The glowing greenhouse of our dreams is still so very far away, but it just got a tantalising nudge closer.
Scientists have genetically engineered a plant with not just a visible glow, but a self-sustaining glow that lasts for the duration of the plant's life cycle.
It's a breathtaking improvement on previous glowing plants. It's brighter than previous genetically engineered tobacco plants, and it doesn't need to be fed with chemicals to maintain luminescence. Also, the duration of the glow is much longer than glowing plants produced using plant nanobionics.
Of course, we all immediately think of a breathtaking Avatar-style night garden, glittering and gleaming in the darkness, and - further into the future - reducing our dependence on electric lighting.

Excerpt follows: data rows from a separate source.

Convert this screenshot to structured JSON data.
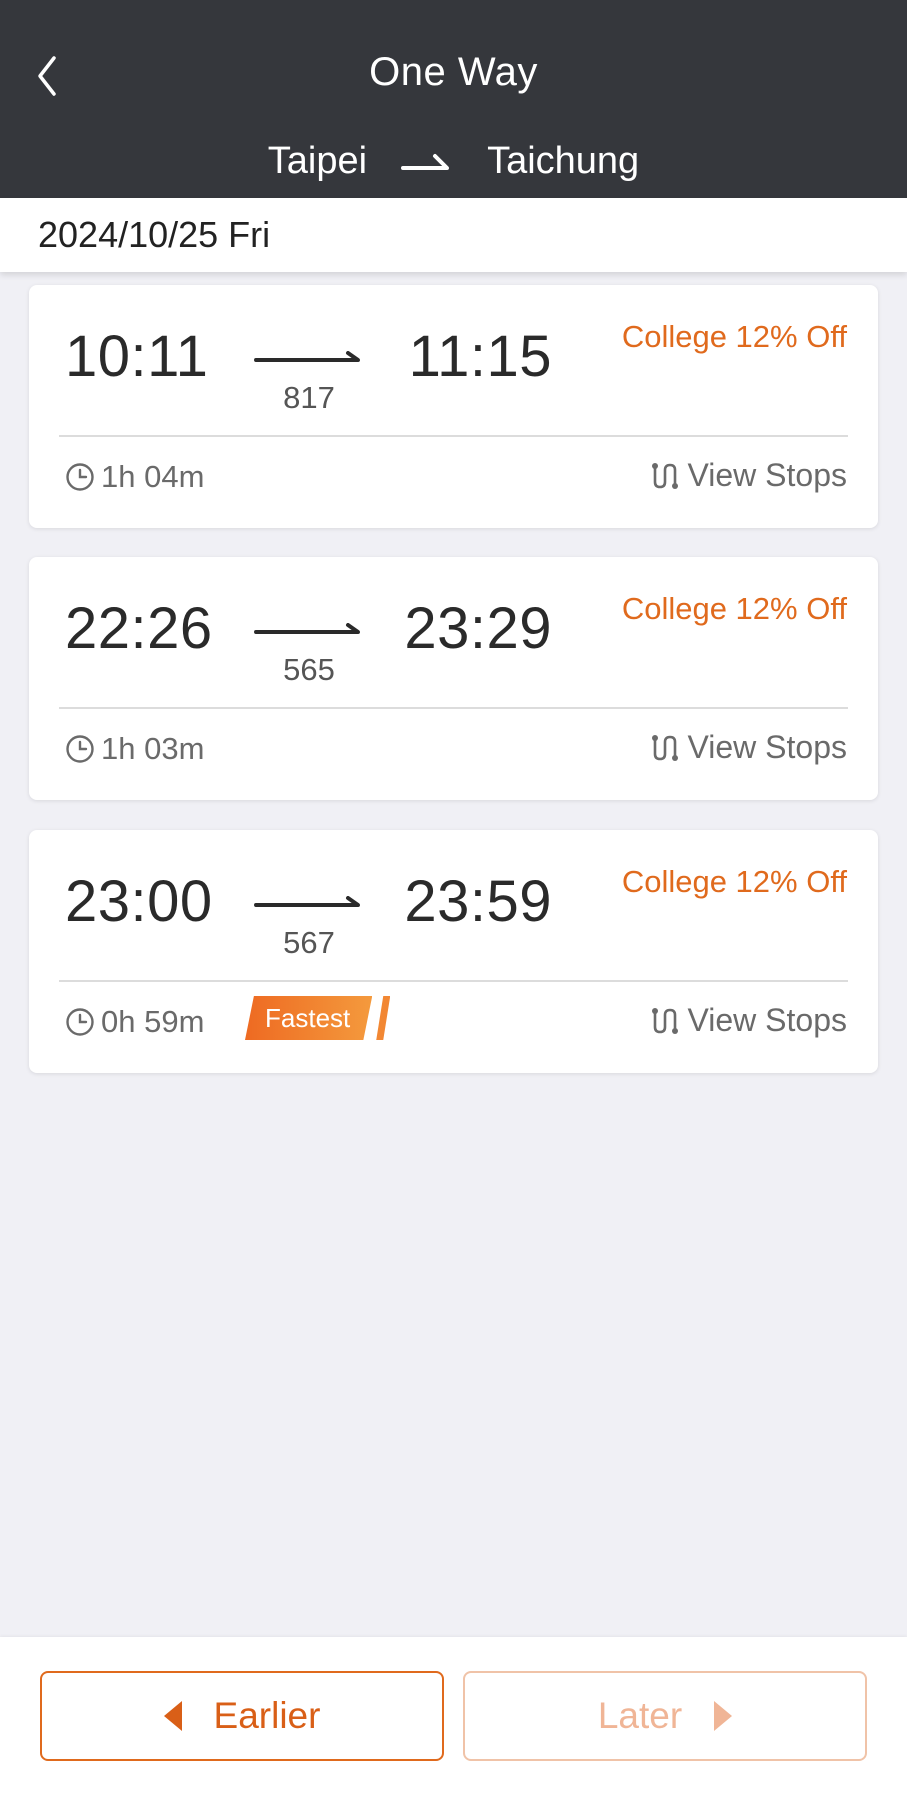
{
  "header": {
    "title": "One Way",
    "origin": "Taipei",
    "destination": "Taichung",
    "background": "#35373c",
    "back_icon": "chevron-left-icon",
    "route_icon": "route-arrow-icon"
  },
  "date": "2024/10/25 Fri",
  "accent_color": "#e06a1d",
  "trains": [
    {
      "departure": "10:11",
      "arrival": "11:15",
      "train_no": "817",
      "discount": "College 12% Off",
      "duration": "1h 04m",
      "view_stops": "View Stops"
    },
    {
      "departure": "22:26",
      "arrival": "23:29",
      "train_no": "565",
      "discount": "College 12% Off",
      "duration": "1h 03m",
      "view_stops": "View Stops"
    },
    {
      "departure": "23:00",
      "arrival": "23:59",
      "train_no": "567",
      "discount": "College 12% Off",
      "duration": "0h 59m",
      "view_stops": "View Stops",
      "badge": "Fastest"
    }
  ],
  "footer": {
    "earlier_label": "Earlier",
    "later_label": "Later"
  }
}
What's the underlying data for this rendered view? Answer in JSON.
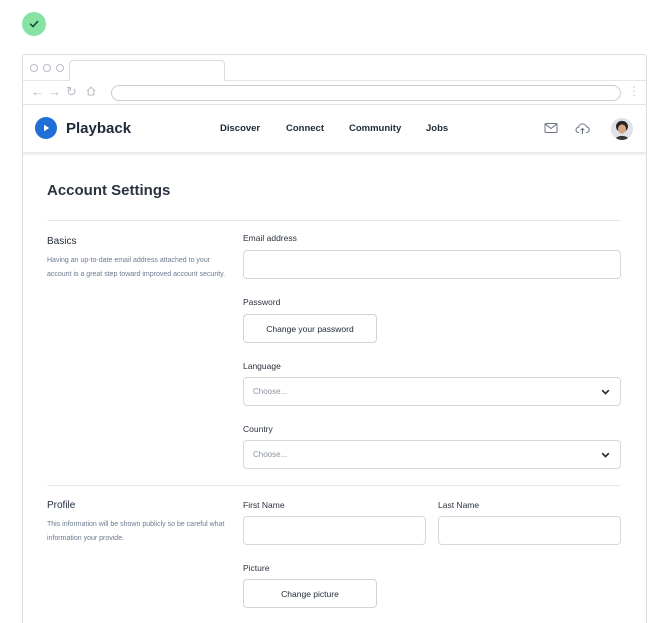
{
  "app": {
    "name": "Playback"
  },
  "nav": {
    "links": [
      "Discover",
      "Connect",
      "Community",
      "Jobs"
    ],
    "icons": [
      "mail-icon",
      "upload-icon"
    ]
  },
  "page": {
    "title": "Account Settings"
  },
  "basics": {
    "title": "Basics",
    "description": "Having an up-to-date email address attached to your account is a great step toward improved account security.",
    "email_label": "Email address",
    "email_value": "",
    "password_label": "Password",
    "password_button": "Change your password",
    "language_label": "Language",
    "language_placeholder": "Choose...",
    "country_label": "Country",
    "country_placeholder": "Choose..."
  },
  "profile": {
    "title": "Profile",
    "description": "This information will be shown publicly so be careful what information your provide.",
    "first_name_label": "First Name",
    "last_name_label": "Last Name",
    "first_name_value": "",
    "last_name_value": "",
    "picture_label": "Picture",
    "picture_button": "Change picture"
  },
  "colors": {
    "brand": "#1f6fd6",
    "success": "#86e3a4"
  }
}
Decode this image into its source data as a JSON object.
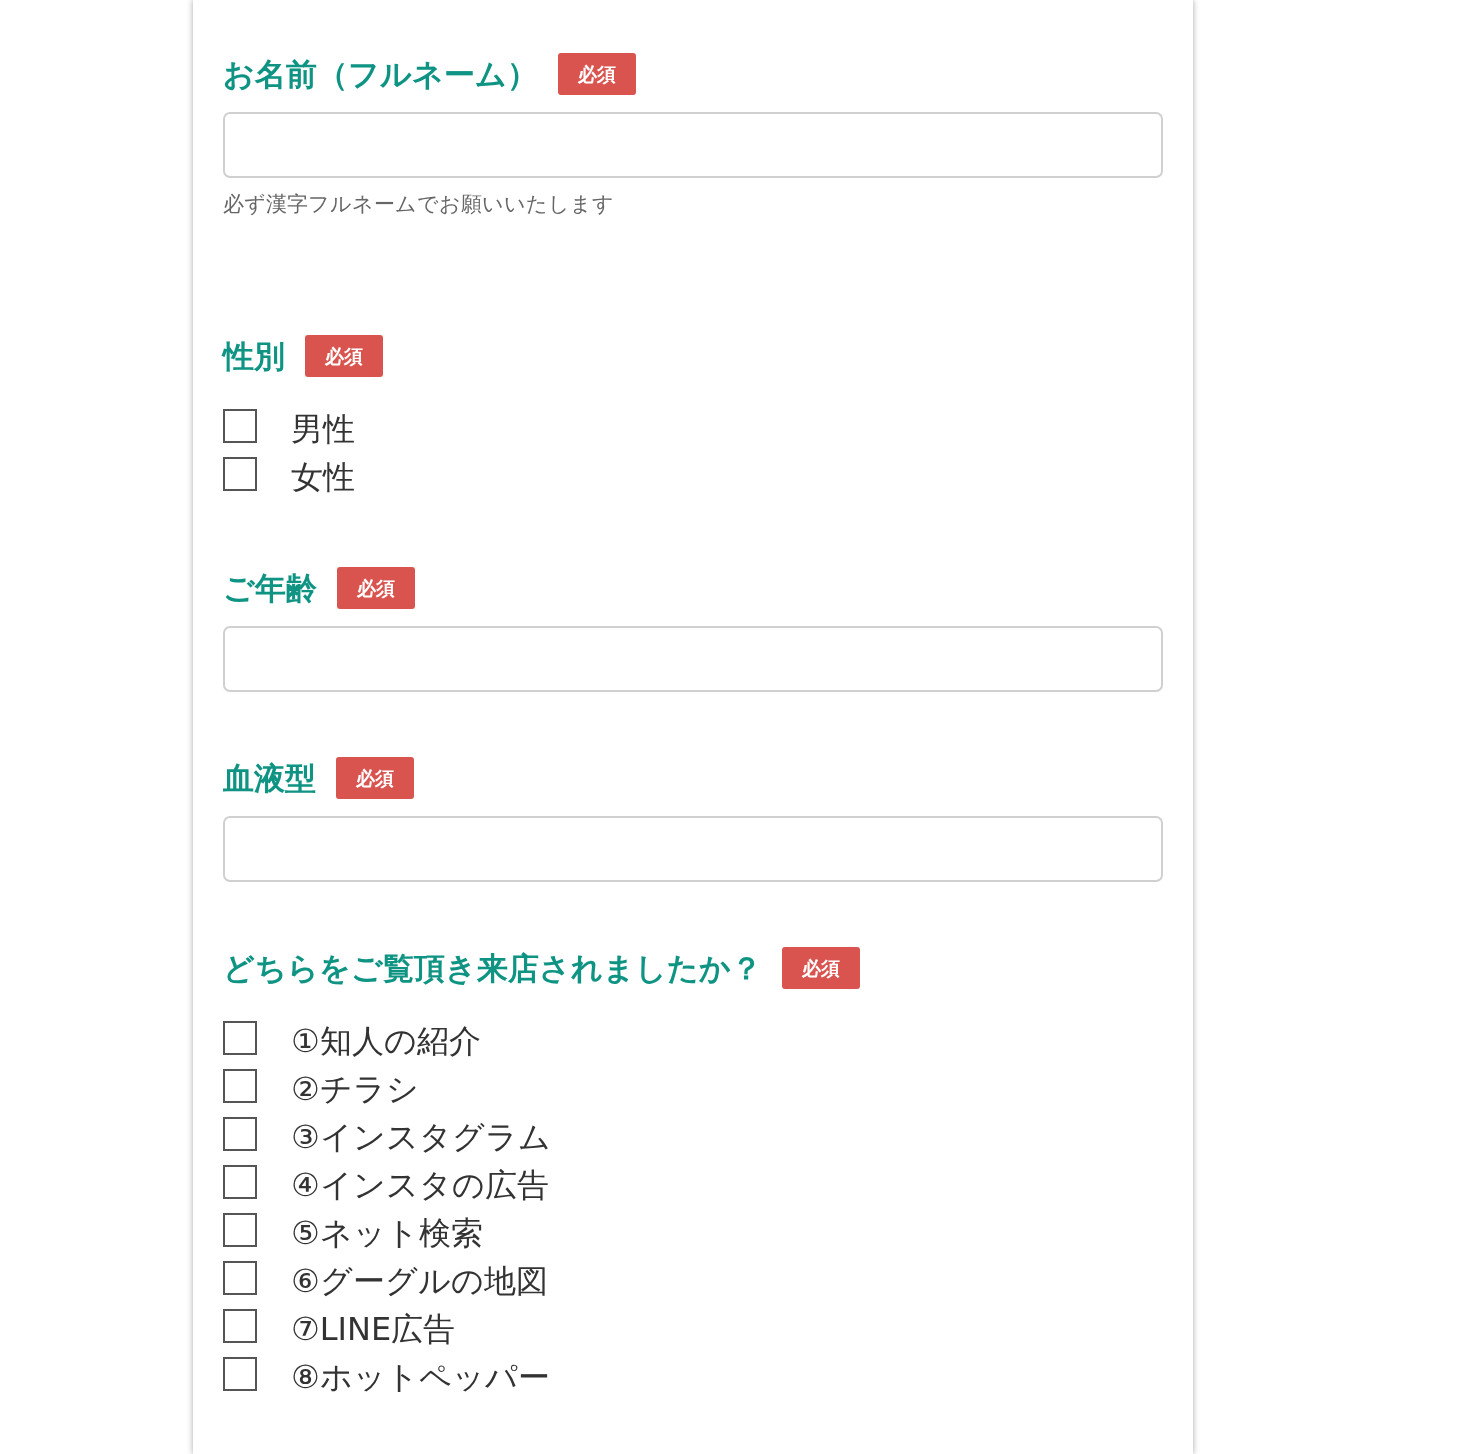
{
  "fields": [
    {
      "kind": "text",
      "label": "お名前（フルネーム）",
      "badge": "必須",
      "hint": "必ず漢字フルネームでお願いいたします"
    },
    {
      "kind": "checkboxes",
      "label": "性別",
      "badge": "必須",
      "options": [
        {
          "label": "男性",
          "checked": false
        },
        {
          "label": "女性",
          "checked": false
        }
      ]
    },
    {
      "kind": "text",
      "label": "ご年齢",
      "badge": "必須"
    },
    {
      "kind": "text",
      "label": "血液型",
      "badge": "必須"
    },
    {
      "kind": "checkboxes",
      "label": "どちらをご覧頂き来店されましたか？",
      "badge": "必須",
      "options": [
        {
          "label": "①知人の紹介",
          "checked": false
        },
        {
          "label": "②チラシ",
          "checked": false
        },
        {
          "label": "③インスタグラム",
          "checked": false
        },
        {
          "label": "④インスタの広告",
          "checked": false
        },
        {
          "label": "⑤ネット検索",
          "checked": false
        },
        {
          "label": "⑥グーグルの地図",
          "checked": false
        },
        {
          "label": "⑦LINE広告",
          "checked": false
        },
        {
          "label": "⑧ホットペッパー",
          "checked": false
        }
      ]
    }
  ]
}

But glowing greenery could also help us understand the plants themselves - how their metabolism works, and how they respond to the world around them.
The team worked on two species of tobacco plant. And, unlike previous genetically engineered glowing plants, which used bioluminescent bacteria or firefly DNA, these plants were engineered using the DNA of bioluminescent fungi.
Although bacterial bioluminescence genes can be targeted to plastids to engineer autoluminescence, it is technically cumbersome and fails to produce sufficient light, the researchers wrote in their paper.
The caffeic acid cycle, which is a metabolic pathway responsible for luminescence in fungi, was recently characterised. We report light emission in Nicotiana tabacum and Nicotiana benthamiana plants without the addition of any exogenous substrate by engineering fungal bioluminescence genes into the plant nuclear genome.